Task description - Using the data below, return all lines in which "name" appears.

------------------------------------

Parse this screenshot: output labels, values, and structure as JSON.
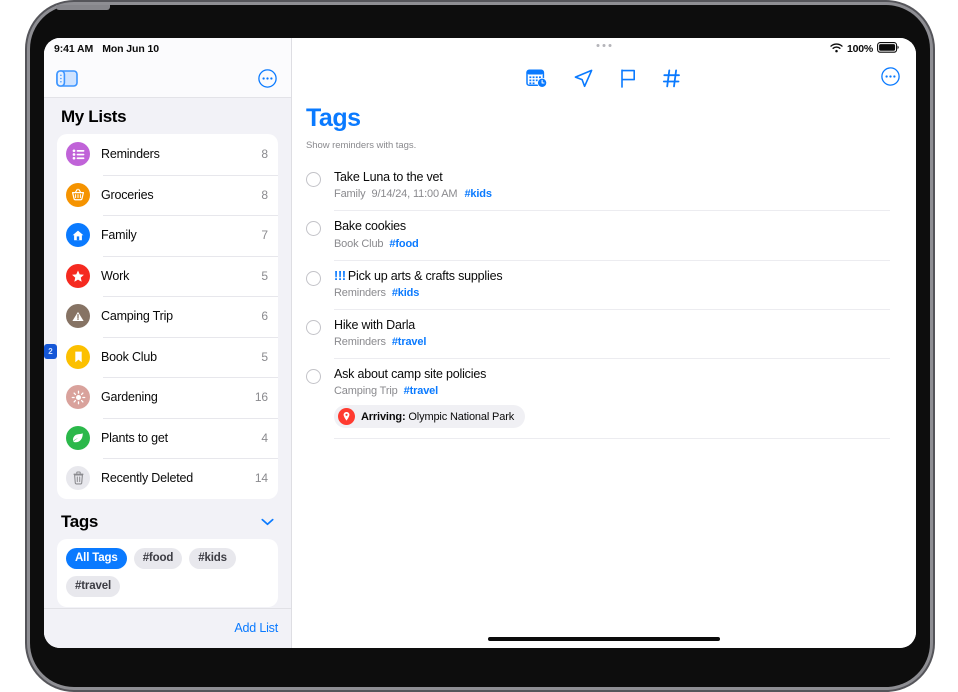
{
  "status_bar": {
    "time": "9:41 AM",
    "date": "Mon Jun 10",
    "wifi_icon": "wifi-icon",
    "battery_percent": "100%",
    "battery_icon": "battery-full-icon"
  },
  "sidebar": {
    "toggle_icon": "sidebar-toggle-icon",
    "more_icon": "more-circle-icon",
    "title": "My Lists",
    "lists": [
      {
        "label": "Reminders",
        "count": "8",
        "icon": "list-bullet-icon",
        "color": "#c063d8"
      },
      {
        "label": "Groceries",
        "count": "8",
        "icon": "basket-icon",
        "color": "#f59300"
      },
      {
        "label": "Family",
        "count": "7",
        "icon": "house-icon",
        "color": "#0a7aff"
      },
      {
        "label": "Work",
        "count": "5",
        "icon": "star-icon",
        "color": "#f52a20"
      },
      {
        "label": "Camping Trip",
        "count": "6",
        "icon": "tent-icon",
        "color": "#867364"
      },
      {
        "label": "Book Club",
        "count": "5",
        "icon": "bookmark-icon",
        "color": "#fcc000"
      },
      {
        "label": "Gardening",
        "count": "16",
        "icon": "sun-icon",
        "color": "#d9a29c"
      },
      {
        "label": "Plants to get",
        "count": "4",
        "icon": "leaf-icon",
        "color": "#2bb84a"
      },
      {
        "label": "Recently Deleted",
        "count": "14",
        "icon": "trash-icon",
        "color": "#e3e3e8"
      }
    ],
    "tags_section": {
      "title": "Tags",
      "collapse_icon": "chevron-down-icon",
      "chips": [
        {
          "label": "All Tags",
          "selected": true
        },
        {
          "label": "#food",
          "selected": false
        },
        {
          "label": "#kids",
          "selected": false
        },
        {
          "label": "#travel",
          "selected": false
        }
      ]
    },
    "add_list_label": "Add List"
  },
  "toolbar": {
    "grabber_icon": "window-grabber-icon",
    "icons": [
      {
        "name": "scheduled-calendar-icon"
      },
      {
        "name": "location-arrow-icon"
      },
      {
        "name": "flag-icon"
      },
      {
        "name": "hashtag-icon"
      }
    ],
    "more_icon": "more-circle-icon"
  },
  "main": {
    "title": "Tags",
    "subtitle": "Show reminders with tags.",
    "reminders": [
      {
        "priority": "",
        "title": "Take Luna to the vet",
        "list": "Family",
        "date": "9/14/24, 11:00 AM",
        "tag": "#kids",
        "badge": null
      },
      {
        "priority": "",
        "title": "Bake cookies",
        "list": "Book Club",
        "date": "",
        "tag": "#food",
        "badge": null
      },
      {
        "priority": "!!!",
        "title": "Pick up arts & crafts supplies",
        "list": "Reminders",
        "date": "",
        "tag": "#kids",
        "badge": null
      },
      {
        "priority": "",
        "title": "Hike with Darla",
        "list": "Reminders",
        "date": "",
        "tag": "#travel",
        "badge": null
      },
      {
        "priority": "",
        "title": "Ask about camp site policies",
        "list": "Camping Trip",
        "date": "",
        "tag": "#travel",
        "badge": {
          "icon": "location-pin-icon",
          "prefix": "Arriving:",
          "text": "Olympic National Park"
        }
      }
    ]
  },
  "annotation": {
    "marker_label": "2"
  },
  "colors": {
    "accent": "#0a7aff",
    "sidebar_bg": "#f2f2f7",
    "alert_red": "#ff3b30"
  }
}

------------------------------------

The answer -
        "name": "scheduled-calendar-icon"
        "name": "location-arrow-icon"
        "name": "flag-icon"
        "name": "hashtag-icon"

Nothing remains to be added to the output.